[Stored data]
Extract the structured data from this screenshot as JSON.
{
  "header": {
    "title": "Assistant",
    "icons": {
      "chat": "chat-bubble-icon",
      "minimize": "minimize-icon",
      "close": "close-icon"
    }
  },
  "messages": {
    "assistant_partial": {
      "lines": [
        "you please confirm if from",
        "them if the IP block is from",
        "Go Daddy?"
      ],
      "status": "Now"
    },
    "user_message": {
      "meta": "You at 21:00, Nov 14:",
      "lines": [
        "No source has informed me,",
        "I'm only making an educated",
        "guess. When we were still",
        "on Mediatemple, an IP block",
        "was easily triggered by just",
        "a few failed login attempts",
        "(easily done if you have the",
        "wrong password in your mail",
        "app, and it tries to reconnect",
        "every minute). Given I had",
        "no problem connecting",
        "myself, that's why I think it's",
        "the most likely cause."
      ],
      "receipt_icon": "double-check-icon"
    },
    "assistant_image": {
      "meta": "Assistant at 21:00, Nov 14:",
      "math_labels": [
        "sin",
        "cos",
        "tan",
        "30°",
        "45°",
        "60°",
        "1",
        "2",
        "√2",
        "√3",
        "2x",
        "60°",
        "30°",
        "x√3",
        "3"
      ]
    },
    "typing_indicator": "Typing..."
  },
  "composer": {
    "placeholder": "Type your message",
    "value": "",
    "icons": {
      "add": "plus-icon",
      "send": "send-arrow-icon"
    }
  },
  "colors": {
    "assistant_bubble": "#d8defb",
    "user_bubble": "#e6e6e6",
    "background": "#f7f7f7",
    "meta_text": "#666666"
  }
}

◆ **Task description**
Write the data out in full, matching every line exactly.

◆ **Solution for this task**
Extract the structured data from this screenshot as JSON.
{
  "header": {
    "title": "Assistant",
    "icons": {
      "chat": "chat-bubble-icon",
      "minimize": "minimize-icon",
      "close": "close-icon"
    }
  },
  "messages": {
    "assistant_partial": {
      "lines": [
        "you please confirm if from",
        "them if the IP block is from",
        "Go Daddy?"
      ],
      "status": "Now"
    },
    "user_message": {
      "meta": "You at 21:00, Nov 14:",
      "lines": [
        "No source has informed me,",
        "I'm only making an educated",
        "guess. When we were still",
        "on Mediatemple, an IP block",
        "was easily triggered by just",
        "a few failed login attempts",
        "(easily done if you have the",
        "wrong password in your mail",
        "app, and it tries to reconnect",
        "every minute). Given I had",
        "no problem connecting",
        "myself, that's why I think it's",
        "the most likely cause."
      ],
      "receipt_icon": "double-check-icon"
    },
    "assistant_image": {
      "meta": "Assistant at 21:00, Nov 14:",
      "math_labels": [
        "sin",
        "cos",
        "tan",
        "30°",
        "45°",
        "60°",
        "1",
        "2",
        "√2",
        "√3",
        "2x",
        "60°",
        "30°",
        "x√3",
        "3"
      ]
    },
    "typing_indicator": "Typing..."
  },
  "composer": {
    "placeholder": "Type your message",
    "value": "",
    "icons": {
      "add": "plus-icon",
      "send": "send-arrow-icon"
    }
  },
  "colors": {
    "assistant_bubble": "#d8defb",
    "user_bubble": "#e6e6e6",
    "background": "#f7f7f7",
    "meta_text": "#666666"
  }
}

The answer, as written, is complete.